We had camped at Murphy’s Point Provincial Park, starting on Friday to help fellow Kingston Centre member Frank Hitchens set up for observing at night.
We hung out at the camp site on Saturday afternoon, trying to de-stress from a brutal week at work, but we were also fighting rain since Friday night. There was a massive thunderstorm that went through on Saturday before during and after sunrise. We chased the sun through the trees to do some solar observing, but we have it from other members from Kingston and Belleville that solar scopes were setup on the beach. Except for one 15 minute downpour between 1-4 pm, all went well.

Starting around 5:00 pm, the skies opened up again, and as we sat under the tarp and firepit, we were really worried that the night time events would not take place. The clouds parted, and the talk proceeded with Frank talking about Galileo and the first moon landing, of which is the 40th anniversary on July 20. Excellent images, and wonderful audio clips of the Saturn 5 lift off, lunar landing and clips from the Voyager’s spacecraft gold record recordings. This showed everyone that we are still pilgrams on the cosmic voyage in the universe, and wondering are we alone?

Once the talk was over, the sky cleared, and we had around 25 people show up to look through telescopes and binoculars.

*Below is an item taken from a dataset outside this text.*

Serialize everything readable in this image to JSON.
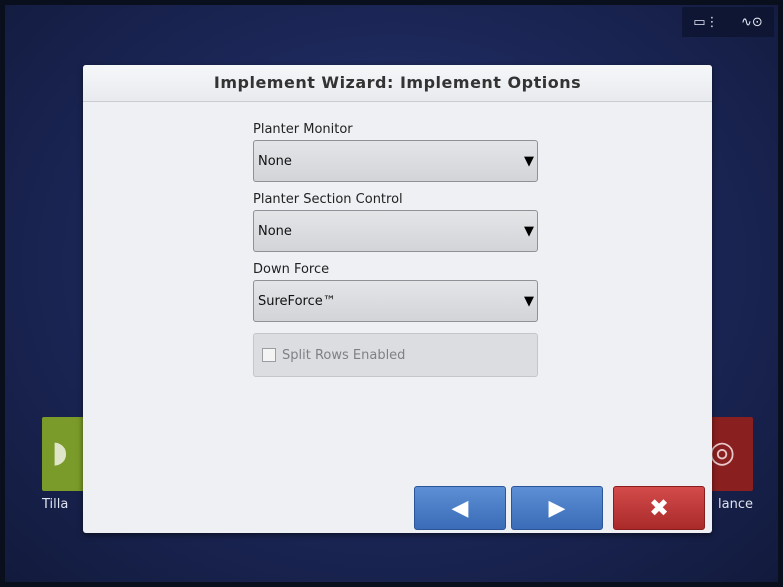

There was Fred Barrett, Leo Enright, Larry Hum, Dave Pianosi, Kevin and myself. Frank came down after packing up the electronics.

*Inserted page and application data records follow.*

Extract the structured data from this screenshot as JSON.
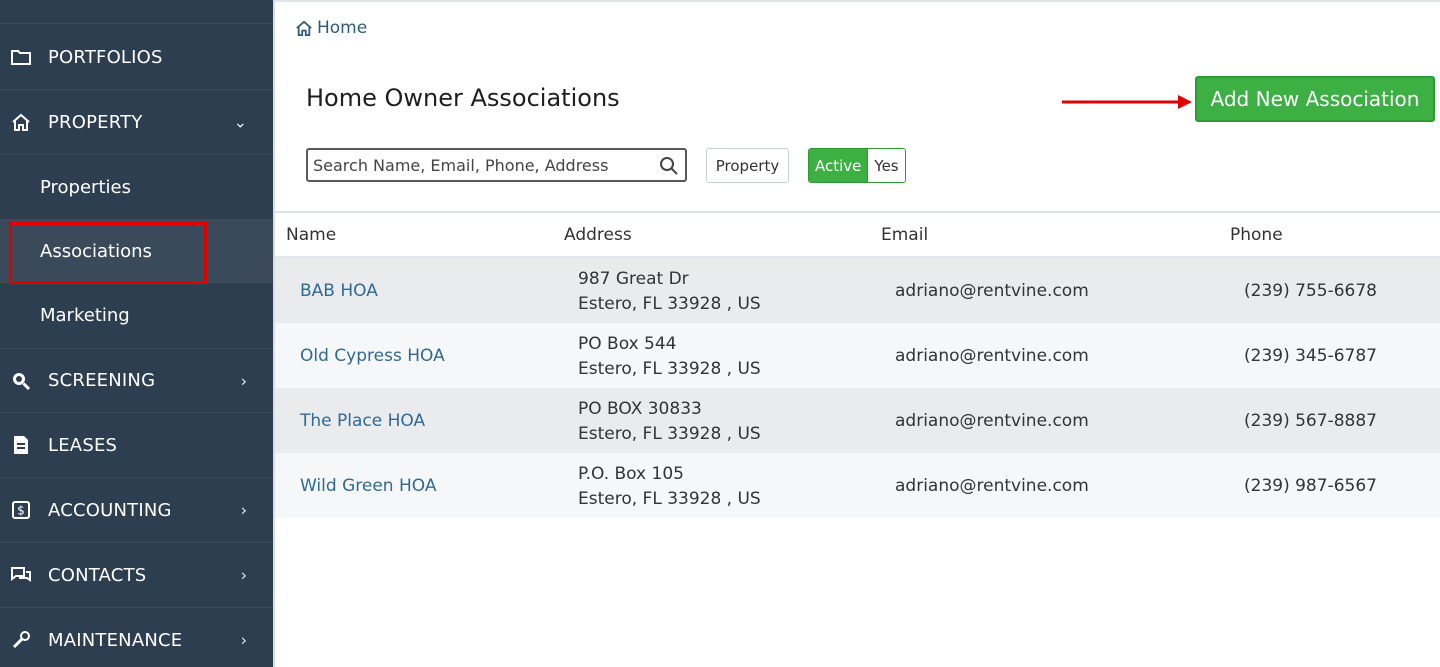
{
  "sidebar": {
    "items": [
      {
        "label": "PORTFOLIOS",
        "icon": "folder-icon"
      },
      {
        "label": "PROPERTY",
        "icon": "home-icon",
        "chevron": "⌄"
      },
      {
        "label": "SCREENING",
        "icon": "search-magnify-icon",
        "chevron": "›"
      },
      {
        "label": "LEASES",
        "icon": "document-icon"
      },
      {
        "label": "ACCOUNTING",
        "icon": "dollar-icon",
        "chevron": "›"
      },
      {
        "label": "CONTACTS",
        "icon": "chat-icon",
        "chevron": "›"
      },
      {
        "label": "MAINTENANCE",
        "icon": "wrench-icon",
        "chevron": "›"
      }
    ],
    "sub_items": [
      "Properties",
      "Associations",
      "Marketing"
    ],
    "active_sub": "Associations"
  },
  "breadcrumb": {
    "label": "Home",
    "icon": "home-icon"
  },
  "page": {
    "title": "Home Owner Associations",
    "add_button": "Add New Association"
  },
  "filters": {
    "search_placeholder": "Search Name, Email, Phone, Address",
    "property_label": "Property",
    "active_label": "Active",
    "active_value": "Yes"
  },
  "table": {
    "headers": [
      "Name",
      "Address",
      "Email",
      "Phone"
    ],
    "rows": [
      {
        "name": "BAB HOA",
        "addr1": "987 Great Dr",
        "addr2": "Estero, FL 33928 , US",
        "email": "adriano@rentvine.com",
        "phone": "(239) 755-6678"
      },
      {
        "name": "Old Cypress HOA",
        "addr1": "PO Box 544",
        "addr2": "Estero, FL 33928 , US",
        "email": "adriano@rentvine.com",
        "phone": "(239) 345-6787"
      },
      {
        "name": "The Place HOA",
        "addr1": "PO BOX 30833",
        "addr2": "Estero, FL 33928 , US",
        "email": "adriano@rentvine.com",
        "phone": "(239) 567-8887"
      },
      {
        "name": "Wild Green HOA",
        "addr1": "P.O. Box 105",
        "addr2": "Estero, FL 33928 , US",
        "email": "adriano@rentvine.com",
        "phone": "(239) 987-6567"
      }
    ]
  },
  "colors": {
    "sidebar_bg": "#2d3e50",
    "accent_green": "#3cb043",
    "link_blue": "#2f6a95",
    "highlight_red": "#e00000"
  }
}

We had a wonderful view of Sagitarrius, Scorpious, lots of
satellites, and the estimated -6 ISS long duration flare, (though
down as mag -2.6 from heavens-above.com). It was brighter than Venus in the morning which is at -4.05. The space shuttle was also attached. It was the brightest ISS pass we have ever seen to date. Around the same time was some good lightning way down on the horizon near Brockville? just below Scorpius. That light up our sky a little as well.

The clouds started to move in from the west again, and around 11:30 we all dispersed. Some stayed. Jupiter was still behind the trees. It was a fantastic night despite the clouds and rain earlier in the day.

Norm Welbanks went up to Bon Echo Provincial Park to help Terence Dickinson who was giving a talk at their pavillion. There was around 300 for the talk, and around 75 to observe. Way to go Norm.

Frank will be giving another astronomy talk on August 27th at
Murphy’s Point , and would appreciate anyone who would like to take up their scope and set up by the beach. We both back the use of the beach, it has a wonderful view of the southern exposure, and it is a treat to get out under the skies. If you are interested, contact Frank at

Kim & Kevin